▶ **WHAT IS BEING ASKED**: Using the listing below, give the number of lines where "name" appears, and nothing else.

### DATA IN THIS EXERCISE ###

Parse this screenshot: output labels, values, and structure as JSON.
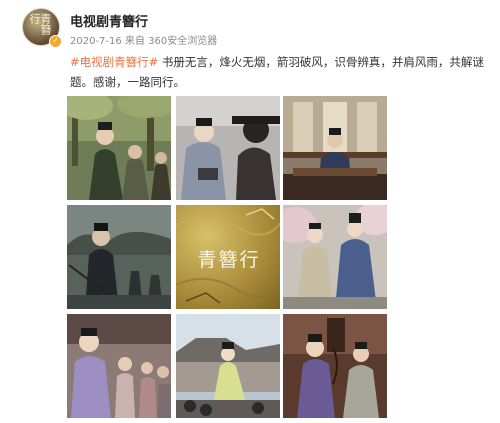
{
  "account": {
    "name": "电视剧青簪行",
    "avatar_text": "青簪行",
    "verified_icon": "verified-badge-icon"
  },
  "post": {
    "meta": "2020-7-16  来自 360安全浏览器",
    "hashtag": "#电视剧青簪行#",
    "text": " 书册无言，烽火无烟，箭羽破风，识骨辨真，并肩风雨，共解谜题。感谢，一路同行。"
  },
  "images": [
    {
      "name": "photo-1"
    },
    {
      "name": "photo-2"
    },
    {
      "name": "photo-3"
    },
    {
      "name": "photo-4"
    },
    {
      "name": "title-logo",
      "text": "青簪行"
    },
    {
      "name": "photo-6"
    },
    {
      "name": "photo-7"
    },
    {
      "name": "photo-8"
    },
    {
      "name": "photo-9"
    }
  ],
  "colors": {
    "hashtag": "#eb7340",
    "meta": "#8a8a8a"
  }
}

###

▶ **RESPONSE**: 10